ACTIVITY: Scan the entries below for the word "Assets". Copy out every line in which it occurs.

*** Block opens ***

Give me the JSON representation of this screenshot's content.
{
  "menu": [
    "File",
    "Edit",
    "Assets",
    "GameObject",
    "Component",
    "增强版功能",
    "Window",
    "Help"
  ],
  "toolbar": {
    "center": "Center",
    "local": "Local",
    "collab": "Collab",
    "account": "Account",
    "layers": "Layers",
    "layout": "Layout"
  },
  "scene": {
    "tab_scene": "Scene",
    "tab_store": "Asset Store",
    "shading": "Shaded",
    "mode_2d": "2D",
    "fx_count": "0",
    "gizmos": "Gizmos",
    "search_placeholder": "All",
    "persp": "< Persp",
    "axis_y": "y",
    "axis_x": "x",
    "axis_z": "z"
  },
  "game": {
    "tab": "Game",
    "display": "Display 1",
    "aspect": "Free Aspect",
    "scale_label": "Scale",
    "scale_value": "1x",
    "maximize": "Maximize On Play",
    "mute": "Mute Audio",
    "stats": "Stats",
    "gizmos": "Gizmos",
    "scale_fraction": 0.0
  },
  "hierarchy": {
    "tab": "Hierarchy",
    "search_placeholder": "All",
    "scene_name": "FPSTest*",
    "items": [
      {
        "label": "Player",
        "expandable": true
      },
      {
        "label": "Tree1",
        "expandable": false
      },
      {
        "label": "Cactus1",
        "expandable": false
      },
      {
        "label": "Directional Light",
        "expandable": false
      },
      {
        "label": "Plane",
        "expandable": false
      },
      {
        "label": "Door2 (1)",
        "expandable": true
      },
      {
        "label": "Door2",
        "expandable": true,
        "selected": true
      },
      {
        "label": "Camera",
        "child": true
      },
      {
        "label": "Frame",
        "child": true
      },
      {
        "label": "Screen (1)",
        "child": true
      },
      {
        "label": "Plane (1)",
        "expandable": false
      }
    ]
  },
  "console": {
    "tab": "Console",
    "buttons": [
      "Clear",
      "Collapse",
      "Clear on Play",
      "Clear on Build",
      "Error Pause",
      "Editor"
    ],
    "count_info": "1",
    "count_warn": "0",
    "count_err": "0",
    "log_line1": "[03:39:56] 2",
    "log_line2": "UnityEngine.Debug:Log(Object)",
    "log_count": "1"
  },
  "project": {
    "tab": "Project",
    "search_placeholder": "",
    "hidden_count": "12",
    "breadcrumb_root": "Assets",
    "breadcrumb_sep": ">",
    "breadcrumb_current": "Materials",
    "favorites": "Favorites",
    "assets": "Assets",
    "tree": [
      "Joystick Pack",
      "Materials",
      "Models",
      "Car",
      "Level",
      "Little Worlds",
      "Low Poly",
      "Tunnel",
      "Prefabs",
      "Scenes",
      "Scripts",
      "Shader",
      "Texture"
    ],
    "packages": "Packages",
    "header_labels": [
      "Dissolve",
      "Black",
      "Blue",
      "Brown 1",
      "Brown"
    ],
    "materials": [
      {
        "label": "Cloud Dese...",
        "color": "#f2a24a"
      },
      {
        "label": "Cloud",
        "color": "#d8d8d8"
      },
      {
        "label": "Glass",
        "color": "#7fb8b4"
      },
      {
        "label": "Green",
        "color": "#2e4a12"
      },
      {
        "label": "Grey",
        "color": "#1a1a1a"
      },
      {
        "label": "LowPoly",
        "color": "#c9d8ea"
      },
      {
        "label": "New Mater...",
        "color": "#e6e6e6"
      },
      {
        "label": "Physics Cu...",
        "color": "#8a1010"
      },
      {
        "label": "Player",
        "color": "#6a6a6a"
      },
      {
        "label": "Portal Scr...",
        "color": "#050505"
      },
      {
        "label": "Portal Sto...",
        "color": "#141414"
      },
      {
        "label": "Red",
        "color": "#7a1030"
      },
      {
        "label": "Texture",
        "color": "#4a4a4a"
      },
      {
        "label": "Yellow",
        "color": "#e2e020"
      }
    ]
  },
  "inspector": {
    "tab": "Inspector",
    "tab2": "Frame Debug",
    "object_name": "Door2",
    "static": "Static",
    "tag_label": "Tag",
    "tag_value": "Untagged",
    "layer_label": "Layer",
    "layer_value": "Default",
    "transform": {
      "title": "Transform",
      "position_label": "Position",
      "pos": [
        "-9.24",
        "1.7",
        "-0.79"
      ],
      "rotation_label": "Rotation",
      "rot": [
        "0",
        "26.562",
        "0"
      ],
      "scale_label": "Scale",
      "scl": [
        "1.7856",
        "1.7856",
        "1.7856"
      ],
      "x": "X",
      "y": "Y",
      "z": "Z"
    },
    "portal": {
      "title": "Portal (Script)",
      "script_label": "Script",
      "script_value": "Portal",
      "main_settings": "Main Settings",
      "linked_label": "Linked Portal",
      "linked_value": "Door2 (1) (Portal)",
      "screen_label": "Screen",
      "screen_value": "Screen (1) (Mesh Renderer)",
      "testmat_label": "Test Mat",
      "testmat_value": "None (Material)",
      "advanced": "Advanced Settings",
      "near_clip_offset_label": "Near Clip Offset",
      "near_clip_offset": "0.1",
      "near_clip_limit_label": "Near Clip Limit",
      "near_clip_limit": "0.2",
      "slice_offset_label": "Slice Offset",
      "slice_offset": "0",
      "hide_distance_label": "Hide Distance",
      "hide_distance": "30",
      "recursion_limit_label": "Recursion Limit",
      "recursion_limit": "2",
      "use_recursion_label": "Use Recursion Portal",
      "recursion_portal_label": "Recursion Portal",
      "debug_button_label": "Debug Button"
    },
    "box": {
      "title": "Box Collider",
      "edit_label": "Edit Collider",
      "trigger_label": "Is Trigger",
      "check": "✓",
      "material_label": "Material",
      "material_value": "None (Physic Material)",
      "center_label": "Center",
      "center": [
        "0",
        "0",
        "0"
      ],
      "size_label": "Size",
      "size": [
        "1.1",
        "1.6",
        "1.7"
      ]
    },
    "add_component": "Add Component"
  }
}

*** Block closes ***

OUTPUT FOR THIS EXERCISE:
    "Assets",
    "breadcrumb_root": "Assets",
    "assets": "Assets",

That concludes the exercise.